== Segment start ==

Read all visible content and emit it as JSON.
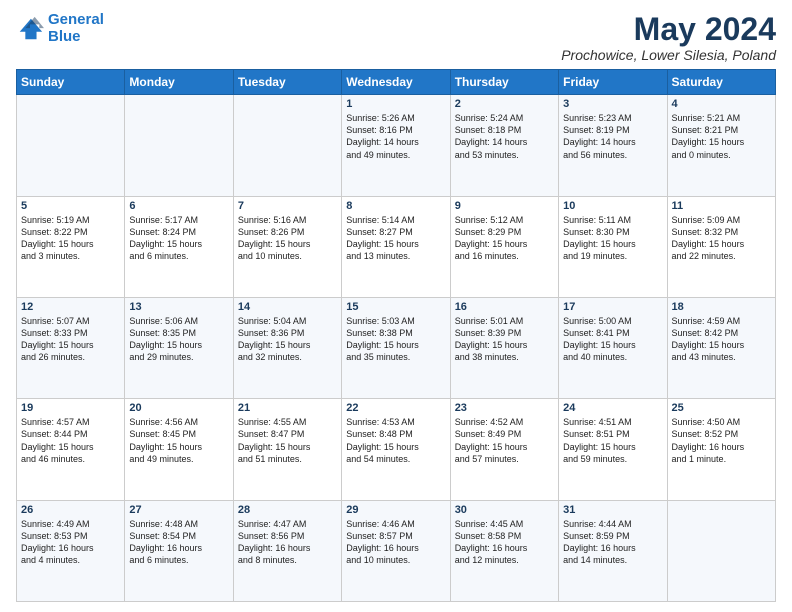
{
  "logo": {
    "line1": "General",
    "line2": "Blue"
  },
  "title": "May 2024",
  "location": "Prochowice, Lower Silesia, Poland",
  "headers": [
    "Sunday",
    "Monday",
    "Tuesday",
    "Wednesday",
    "Thursday",
    "Friday",
    "Saturday"
  ],
  "weeks": [
    [
      {
        "day": "",
        "lines": []
      },
      {
        "day": "",
        "lines": []
      },
      {
        "day": "",
        "lines": []
      },
      {
        "day": "1",
        "lines": [
          "Sunrise: 5:26 AM",
          "Sunset: 8:16 PM",
          "Daylight: 14 hours",
          "and 49 minutes."
        ]
      },
      {
        "day": "2",
        "lines": [
          "Sunrise: 5:24 AM",
          "Sunset: 8:18 PM",
          "Daylight: 14 hours",
          "and 53 minutes."
        ]
      },
      {
        "day": "3",
        "lines": [
          "Sunrise: 5:23 AM",
          "Sunset: 8:19 PM",
          "Daylight: 14 hours",
          "and 56 minutes."
        ]
      },
      {
        "day": "4",
        "lines": [
          "Sunrise: 5:21 AM",
          "Sunset: 8:21 PM",
          "Daylight: 15 hours",
          "and 0 minutes."
        ]
      }
    ],
    [
      {
        "day": "5",
        "lines": [
          "Sunrise: 5:19 AM",
          "Sunset: 8:22 PM",
          "Daylight: 15 hours",
          "and 3 minutes."
        ]
      },
      {
        "day": "6",
        "lines": [
          "Sunrise: 5:17 AM",
          "Sunset: 8:24 PM",
          "Daylight: 15 hours",
          "and 6 minutes."
        ]
      },
      {
        "day": "7",
        "lines": [
          "Sunrise: 5:16 AM",
          "Sunset: 8:26 PM",
          "Daylight: 15 hours",
          "and 10 minutes."
        ]
      },
      {
        "day": "8",
        "lines": [
          "Sunrise: 5:14 AM",
          "Sunset: 8:27 PM",
          "Daylight: 15 hours",
          "and 13 minutes."
        ]
      },
      {
        "day": "9",
        "lines": [
          "Sunrise: 5:12 AM",
          "Sunset: 8:29 PM",
          "Daylight: 15 hours",
          "and 16 minutes."
        ]
      },
      {
        "day": "10",
        "lines": [
          "Sunrise: 5:11 AM",
          "Sunset: 8:30 PM",
          "Daylight: 15 hours",
          "and 19 minutes."
        ]
      },
      {
        "day": "11",
        "lines": [
          "Sunrise: 5:09 AM",
          "Sunset: 8:32 PM",
          "Daylight: 15 hours",
          "and 22 minutes."
        ]
      }
    ],
    [
      {
        "day": "12",
        "lines": [
          "Sunrise: 5:07 AM",
          "Sunset: 8:33 PM",
          "Daylight: 15 hours",
          "and 26 minutes."
        ]
      },
      {
        "day": "13",
        "lines": [
          "Sunrise: 5:06 AM",
          "Sunset: 8:35 PM",
          "Daylight: 15 hours",
          "and 29 minutes."
        ]
      },
      {
        "day": "14",
        "lines": [
          "Sunrise: 5:04 AM",
          "Sunset: 8:36 PM",
          "Daylight: 15 hours",
          "and 32 minutes."
        ]
      },
      {
        "day": "15",
        "lines": [
          "Sunrise: 5:03 AM",
          "Sunset: 8:38 PM",
          "Daylight: 15 hours",
          "and 35 minutes."
        ]
      },
      {
        "day": "16",
        "lines": [
          "Sunrise: 5:01 AM",
          "Sunset: 8:39 PM",
          "Daylight: 15 hours",
          "and 38 minutes."
        ]
      },
      {
        "day": "17",
        "lines": [
          "Sunrise: 5:00 AM",
          "Sunset: 8:41 PM",
          "Daylight: 15 hours",
          "and 40 minutes."
        ]
      },
      {
        "day": "18",
        "lines": [
          "Sunrise: 4:59 AM",
          "Sunset: 8:42 PM",
          "Daylight: 15 hours",
          "and 43 minutes."
        ]
      }
    ],
    [
      {
        "day": "19",
        "lines": [
          "Sunrise: 4:57 AM",
          "Sunset: 8:44 PM",
          "Daylight: 15 hours",
          "and 46 minutes."
        ]
      },
      {
        "day": "20",
        "lines": [
          "Sunrise: 4:56 AM",
          "Sunset: 8:45 PM",
          "Daylight: 15 hours",
          "and 49 minutes."
        ]
      },
      {
        "day": "21",
        "lines": [
          "Sunrise: 4:55 AM",
          "Sunset: 8:47 PM",
          "Daylight: 15 hours",
          "and 51 minutes."
        ]
      },
      {
        "day": "22",
        "lines": [
          "Sunrise: 4:53 AM",
          "Sunset: 8:48 PM",
          "Daylight: 15 hours",
          "and 54 minutes."
        ]
      },
      {
        "day": "23",
        "lines": [
          "Sunrise: 4:52 AM",
          "Sunset: 8:49 PM",
          "Daylight: 15 hours",
          "and 57 minutes."
        ]
      },
      {
        "day": "24",
        "lines": [
          "Sunrise: 4:51 AM",
          "Sunset: 8:51 PM",
          "Daylight: 15 hours",
          "and 59 minutes."
        ]
      },
      {
        "day": "25",
        "lines": [
          "Sunrise: 4:50 AM",
          "Sunset: 8:52 PM",
          "Daylight: 16 hours",
          "and 1 minute."
        ]
      }
    ],
    [
      {
        "day": "26",
        "lines": [
          "Sunrise: 4:49 AM",
          "Sunset: 8:53 PM",
          "Daylight: 16 hours",
          "and 4 minutes."
        ]
      },
      {
        "day": "27",
        "lines": [
          "Sunrise: 4:48 AM",
          "Sunset: 8:54 PM",
          "Daylight: 16 hours",
          "and 6 minutes."
        ]
      },
      {
        "day": "28",
        "lines": [
          "Sunrise: 4:47 AM",
          "Sunset: 8:56 PM",
          "Daylight: 16 hours",
          "and 8 minutes."
        ]
      },
      {
        "day": "29",
        "lines": [
          "Sunrise: 4:46 AM",
          "Sunset: 8:57 PM",
          "Daylight: 16 hours",
          "and 10 minutes."
        ]
      },
      {
        "day": "30",
        "lines": [
          "Sunrise: 4:45 AM",
          "Sunset: 8:58 PM",
          "Daylight: 16 hours",
          "and 12 minutes."
        ]
      },
      {
        "day": "31",
        "lines": [
          "Sunrise: 4:44 AM",
          "Sunset: 8:59 PM",
          "Daylight: 16 hours",
          "and 14 minutes."
        ]
      },
      {
        "day": "",
        "lines": []
      }
    ]
  ]
}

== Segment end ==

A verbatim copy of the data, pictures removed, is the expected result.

Read all visible content and emit it as JSON.
{
  "logo": {
    "line1": "General",
    "line2": "Blue"
  },
  "title": "May 2024",
  "location": "Prochowice, Lower Silesia, Poland",
  "headers": [
    "Sunday",
    "Monday",
    "Tuesday",
    "Wednesday",
    "Thursday",
    "Friday",
    "Saturday"
  ],
  "weeks": [
    [
      {
        "day": "",
        "lines": []
      },
      {
        "day": "",
        "lines": []
      },
      {
        "day": "",
        "lines": []
      },
      {
        "day": "1",
        "lines": [
          "Sunrise: 5:26 AM",
          "Sunset: 8:16 PM",
          "Daylight: 14 hours",
          "and 49 minutes."
        ]
      },
      {
        "day": "2",
        "lines": [
          "Sunrise: 5:24 AM",
          "Sunset: 8:18 PM",
          "Daylight: 14 hours",
          "and 53 minutes."
        ]
      },
      {
        "day": "3",
        "lines": [
          "Sunrise: 5:23 AM",
          "Sunset: 8:19 PM",
          "Daylight: 14 hours",
          "and 56 minutes."
        ]
      },
      {
        "day": "4",
        "lines": [
          "Sunrise: 5:21 AM",
          "Sunset: 8:21 PM",
          "Daylight: 15 hours",
          "and 0 minutes."
        ]
      }
    ],
    [
      {
        "day": "5",
        "lines": [
          "Sunrise: 5:19 AM",
          "Sunset: 8:22 PM",
          "Daylight: 15 hours",
          "and 3 minutes."
        ]
      },
      {
        "day": "6",
        "lines": [
          "Sunrise: 5:17 AM",
          "Sunset: 8:24 PM",
          "Daylight: 15 hours",
          "and 6 minutes."
        ]
      },
      {
        "day": "7",
        "lines": [
          "Sunrise: 5:16 AM",
          "Sunset: 8:26 PM",
          "Daylight: 15 hours",
          "and 10 minutes."
        ]
      },
      {
        "day": "8",
        "lines": [
          "Sunrise: 5:14 AM",
          "Sunset: 8:27 PM",
          "Daylight: 15 hours",
          "and 13 minutes."
        ]
      },
      {
        "day": "9",
        "lines": [
          "Sunrise: 5:12 AM",
          "Sunset: 8:29 PM",
          "Daylight: 15 hours",
          "and 16 minutes."
        ]
      },
      {
        "day": "10",
        "lines": [
          "Sunrise: 5:11 AM",
          "Sunset: 8:30 PM",
          "Daylight: 15 hours",
          "and 19 minutes."
        ]
      },
      {
        "day": "11",
        "lines": [
          "Sunrise: 5:09 AM",
          "Sunset: 8:32 PM",
          "Daylight: 15 hours",
          "and 22 minutes."
        ]
      }
    ],
    [
      {
        "day": "12",
        "lines": [
          "Sunrise: 5:07 AM",
          "Sunset: 8:33 PM",
          "Daylight: 15 hours",
          "and 26 minutes."
        ]
      },
      {
        "day": "13",
        "lines": [
          "Sunrise: 5:06 AM",
          "Sunset: 8:35 PM",
          "Daylight: 15 hours",
          "and 29 minutes."
        ]
      },
      {
        "day": "14",
        "lines": [
          "Sunrise: 5:04 AM",
          "Sunset: 8:36 PM",
          "Daylight: 15 hours",
          "and 32 minutes."
        ]
      },
      {
        "day": "15",
        "lines": [
          "Sunrise: 5:03 AM",
          "Sunset: 8:38 PM",
          "Daylight: 15 hours",
          "and 35 minutes."
        ]
      },
      {
        "day": "16",
        "lines": [
          "Sunrise: 5:01 AM",
          "Sunset: 8:39 PM",
          "Daylight: 15 hours",
          "and 38 minutes."
        ]
      },
      {
        "day": "17",
        "lines": [
          "Sunrise: 5:00 AM",
          "Sunset: 8:41 PM",
          "Daylight: 15 hours",
          "and 40 minutes."
        ]
      },
      {
        "day": "18",
        "lines": [
          "Sunrise: 4:59 AM",
          "Sunset: 8:42 PM",
          "Daylight: 15 hours",
          "and 43 minutes."
        ]
      }
    ],
    [
      {
        "day": "19",
        "lines": [
          "Sunrise: 4:57 AM",
          "Sunset: 8:44 PM",
          "Daylight: 15 hours",
          "and 46 minutes."
        ]
      },
      {
        "day": "20",
        "lines": [
          "Sunrise: 4:56 AM",
          "Sunset: 8:45 PM",
          "Daylight: 15 hours",
          "and 49 minutes."
        ]
      },
      {
        "day": "21",
        "lines": [
          "Sunrise: 4:55 AM",
          "Sunset: 8:47 PM",
          "Daylight: 15 hours",
          "and 51 minutes."
        ]
      },
      {
        "day": "22",
        "lines": [
          "Sunrise: 4:53 AM",
          "Sunset: 8:48 PM",
          "Daylight: 15 hours",
          "and 54 minutes."
        ]
      },
      {
        "day": "23",
        "lines": [
          "Sunrise: 4:52 AM",
          "Sunset: 8:49 PM",
          "Daylight: 15 hours",
          "and 57 minutes."
        ]
      },
      {
        "day": "24",
        "lines": [
          "Sunrise: 4:51 AM",
          "Sunset: 8:51 PM",
          "Daylight: 15 hours",
          "and 59 minutes."
        ]
      },
      {
        "day": "25",
        "lines": [
          "Sunrise: 4:50 AM",
          "Sunset: 8:52 PM",
          "Daylight: 16 hours",
          "and 1 minute."
        ]
      }
    ],
    [
      {
        "day": "26",
        "lines": [
          "Sunrise: 4:49 AM",
          "Sunset: 8:53 PM",
          "Daylight: 16 hours",
          "and 4 minutes."
        ]
      },
      {
        "day": "27",
        "lines": [
          "Sunrise: 4:48 AM",
          "Sunset: 8:54 PM",
          "Daylight: 16 hours",
          "and 6 minutes."
        ]
      },
      {
        "day": "28",
        "lines": [
          "Sunrise: 4:47 AM",
          "Sunset: 8:56 PM",
          "Daylight: 16 hours",
          "and 8 minutes."
        ]
      },
      {
        "day": "29",
        "lines": [
          "Sunrise: 4:46 AM",
          "Sunset: 8:57 PM",
          "Daylight: 16 hours",
          "and 10 minutes."
        ]
      },
      {
        "day": "30",
        "lines": [
          "Sunrise: 4:45 AM",
          "Sunset: 8:58 PM",
          "Daylight: 16 hours",
          "and 12 minutes."
        ]
      },
      {
        "day": "31",
        "lines": [
          "Sunrise: 4:44 AM",
          "Sunset: 8:59 PM",
          "Daylight: 16 hours",
          "and 14 minutes."
        ]
      },
      {
        "day": "",
        "lines": []
      }
    ]
  ]
}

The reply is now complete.